How to Reduce Your Winter Heating Bills
Once the holidays are over and the new year arrives, many of us reevaluate our spending habits. The first things under the microscope are almost always the bills. You can sacrifice a few channels to lower your cable bill, but the utility bills are the real concern. During the Winter, keeping your home warm and toasty can send your electric bill off the charts. And, if your home isn’t sealed or insulated properly, the cash you pay for heat could be slipping through the cracks.
So, to help you improve your home’s energy efficiency and lower your bills, we put together a few tips for keeping the warm air in and the cold air out. In the sections below, we’ll focus on ways you can seal and insulate your windows, doors, attic and fireplace.
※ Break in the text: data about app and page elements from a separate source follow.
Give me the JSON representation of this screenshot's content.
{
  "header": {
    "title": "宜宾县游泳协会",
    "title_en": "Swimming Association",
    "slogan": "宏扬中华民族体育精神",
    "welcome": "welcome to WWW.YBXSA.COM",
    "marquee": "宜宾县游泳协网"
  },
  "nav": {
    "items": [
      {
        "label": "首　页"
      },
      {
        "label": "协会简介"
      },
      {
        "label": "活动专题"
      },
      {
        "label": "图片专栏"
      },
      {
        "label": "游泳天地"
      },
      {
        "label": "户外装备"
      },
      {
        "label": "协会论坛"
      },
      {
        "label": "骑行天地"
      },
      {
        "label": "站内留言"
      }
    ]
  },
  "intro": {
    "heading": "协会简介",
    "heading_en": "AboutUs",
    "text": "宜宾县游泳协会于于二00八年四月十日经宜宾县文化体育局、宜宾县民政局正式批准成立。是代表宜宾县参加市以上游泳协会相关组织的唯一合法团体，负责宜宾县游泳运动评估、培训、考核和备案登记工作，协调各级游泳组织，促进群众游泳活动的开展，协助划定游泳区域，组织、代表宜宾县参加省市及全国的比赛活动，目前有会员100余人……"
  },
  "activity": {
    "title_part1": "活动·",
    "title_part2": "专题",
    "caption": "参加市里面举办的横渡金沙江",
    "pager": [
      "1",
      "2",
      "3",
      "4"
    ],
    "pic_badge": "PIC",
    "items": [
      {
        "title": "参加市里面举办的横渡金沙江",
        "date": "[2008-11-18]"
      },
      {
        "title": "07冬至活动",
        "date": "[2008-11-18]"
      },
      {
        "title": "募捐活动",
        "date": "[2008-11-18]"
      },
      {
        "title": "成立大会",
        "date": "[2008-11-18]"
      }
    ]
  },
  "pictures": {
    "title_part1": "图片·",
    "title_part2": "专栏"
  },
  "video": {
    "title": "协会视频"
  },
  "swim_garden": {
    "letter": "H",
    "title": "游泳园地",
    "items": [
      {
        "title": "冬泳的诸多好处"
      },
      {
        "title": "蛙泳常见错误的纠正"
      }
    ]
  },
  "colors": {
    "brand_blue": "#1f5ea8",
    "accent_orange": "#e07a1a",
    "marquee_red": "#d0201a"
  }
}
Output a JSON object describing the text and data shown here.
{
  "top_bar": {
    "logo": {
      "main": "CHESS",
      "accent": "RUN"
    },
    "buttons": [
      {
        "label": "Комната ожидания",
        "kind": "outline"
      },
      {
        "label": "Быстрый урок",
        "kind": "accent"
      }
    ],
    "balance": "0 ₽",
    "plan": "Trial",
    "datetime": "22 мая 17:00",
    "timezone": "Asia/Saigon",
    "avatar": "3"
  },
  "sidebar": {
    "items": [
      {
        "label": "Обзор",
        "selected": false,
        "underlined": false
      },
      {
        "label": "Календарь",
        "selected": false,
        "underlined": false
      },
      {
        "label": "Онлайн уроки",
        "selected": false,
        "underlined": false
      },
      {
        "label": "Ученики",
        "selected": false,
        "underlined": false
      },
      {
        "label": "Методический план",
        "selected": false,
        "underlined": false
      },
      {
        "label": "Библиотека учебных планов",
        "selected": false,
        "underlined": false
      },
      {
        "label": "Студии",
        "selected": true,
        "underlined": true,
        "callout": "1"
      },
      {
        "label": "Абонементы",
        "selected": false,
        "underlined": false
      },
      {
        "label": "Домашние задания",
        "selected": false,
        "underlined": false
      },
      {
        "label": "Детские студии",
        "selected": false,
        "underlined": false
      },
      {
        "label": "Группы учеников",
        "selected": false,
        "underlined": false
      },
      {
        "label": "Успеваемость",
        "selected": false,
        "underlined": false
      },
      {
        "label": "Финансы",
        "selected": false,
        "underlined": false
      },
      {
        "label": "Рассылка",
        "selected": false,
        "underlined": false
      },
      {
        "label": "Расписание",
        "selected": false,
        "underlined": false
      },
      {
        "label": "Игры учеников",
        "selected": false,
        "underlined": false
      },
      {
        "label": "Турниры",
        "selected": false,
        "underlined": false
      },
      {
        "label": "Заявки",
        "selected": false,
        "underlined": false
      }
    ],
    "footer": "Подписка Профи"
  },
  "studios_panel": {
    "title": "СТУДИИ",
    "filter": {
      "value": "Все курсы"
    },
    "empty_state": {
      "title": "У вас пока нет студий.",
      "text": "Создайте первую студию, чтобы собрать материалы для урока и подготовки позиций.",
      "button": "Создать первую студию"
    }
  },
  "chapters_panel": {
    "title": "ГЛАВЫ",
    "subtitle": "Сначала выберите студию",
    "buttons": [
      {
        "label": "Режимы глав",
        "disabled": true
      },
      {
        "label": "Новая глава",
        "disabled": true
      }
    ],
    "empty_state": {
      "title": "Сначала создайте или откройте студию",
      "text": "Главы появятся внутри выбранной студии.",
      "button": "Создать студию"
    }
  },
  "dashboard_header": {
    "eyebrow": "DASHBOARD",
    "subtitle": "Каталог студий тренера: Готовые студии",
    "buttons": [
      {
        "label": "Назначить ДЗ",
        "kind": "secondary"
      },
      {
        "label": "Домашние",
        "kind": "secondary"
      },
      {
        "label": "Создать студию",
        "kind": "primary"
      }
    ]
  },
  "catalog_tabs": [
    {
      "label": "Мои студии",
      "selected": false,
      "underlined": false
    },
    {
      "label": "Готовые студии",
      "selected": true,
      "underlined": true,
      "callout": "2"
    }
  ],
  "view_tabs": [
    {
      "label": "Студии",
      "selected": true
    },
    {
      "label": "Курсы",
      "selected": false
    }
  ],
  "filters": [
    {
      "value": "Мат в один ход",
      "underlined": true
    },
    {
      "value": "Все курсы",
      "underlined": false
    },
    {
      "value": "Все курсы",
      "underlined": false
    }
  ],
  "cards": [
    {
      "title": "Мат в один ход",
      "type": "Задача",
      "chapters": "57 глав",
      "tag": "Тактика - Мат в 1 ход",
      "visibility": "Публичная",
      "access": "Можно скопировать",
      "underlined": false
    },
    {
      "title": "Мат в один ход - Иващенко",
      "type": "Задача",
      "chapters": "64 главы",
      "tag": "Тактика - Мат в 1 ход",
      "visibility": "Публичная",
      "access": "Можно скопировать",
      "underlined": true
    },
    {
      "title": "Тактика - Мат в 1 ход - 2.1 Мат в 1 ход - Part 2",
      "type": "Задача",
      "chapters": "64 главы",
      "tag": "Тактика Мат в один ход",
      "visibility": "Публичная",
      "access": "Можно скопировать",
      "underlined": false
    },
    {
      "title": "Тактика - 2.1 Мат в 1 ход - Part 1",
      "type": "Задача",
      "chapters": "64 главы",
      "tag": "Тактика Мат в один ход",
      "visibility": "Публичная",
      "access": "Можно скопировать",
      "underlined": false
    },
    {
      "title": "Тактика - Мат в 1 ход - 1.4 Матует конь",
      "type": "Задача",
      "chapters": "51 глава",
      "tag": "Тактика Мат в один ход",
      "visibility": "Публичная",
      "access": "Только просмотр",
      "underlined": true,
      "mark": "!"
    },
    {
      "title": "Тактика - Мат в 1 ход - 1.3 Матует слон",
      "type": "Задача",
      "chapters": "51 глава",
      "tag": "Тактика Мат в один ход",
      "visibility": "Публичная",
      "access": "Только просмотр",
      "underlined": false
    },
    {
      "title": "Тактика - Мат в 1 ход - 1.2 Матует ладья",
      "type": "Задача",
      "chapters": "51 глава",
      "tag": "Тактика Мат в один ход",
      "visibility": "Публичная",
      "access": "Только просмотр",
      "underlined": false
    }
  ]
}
Windows and doors
Even when your doors and windows are closed, they can still let cold air in and allow warm air to escape– especially if they’re old and no longer form a tight seal. You can prevent unwanted airflow with a bit of plastic-based sealant. Pick up some silicone or polyurethane foam caulk (and a caulking gun if you don’t already have one) and apply it to the interior and exterior frames of your windows and doors.
Even after you seal up the frames, when it’s just the right temperature in your home, the areas near inefficient windows will be almost ten degrees cooler. In this case, it isn’t airflow but an un-insulated window pane that’s giving you the chills. Rather than cover your windows in heavy drapes, apply window film and retain your view and natural lighting. Almost all of our products are excellent insulators, but the Ecolux film will warm up your window seat to just one degree less than the rest of the room.
Climb up to your attic space and look for any missing or damaged insulation. Make the needed replacements and consider adding another layer. A dozen or so sheets of foam polystyrene plastic on top of your existing insulation would also do the trick. Next, check out the attic’s entry hatch. If it doesn’t seal well, apply foam plastic weather stripping to the perimeter to prevent heat loss.
While fireplaces are designed to heat a home, ironically, they can also let cold outdoor air creep in. If your chimney flue isn’t quite doing the job, you can use one of a few draft-stopping products available. Pick up a “chimney balloon” and inflate it until fills the inside of your chimney and blocks the cold airflow. Just don’t forget to remove it before you start your next fire.
You’ll also want to inspect your home’s other unheated areas, like the garage and basement, for leaks in the ductwork. These leaks can also be sealed with the plastic-based caulk you used on your doors and windows.
We want to help you make your home more efficient. Contact us today about energy saving window film, and lower your heating bills this Winter.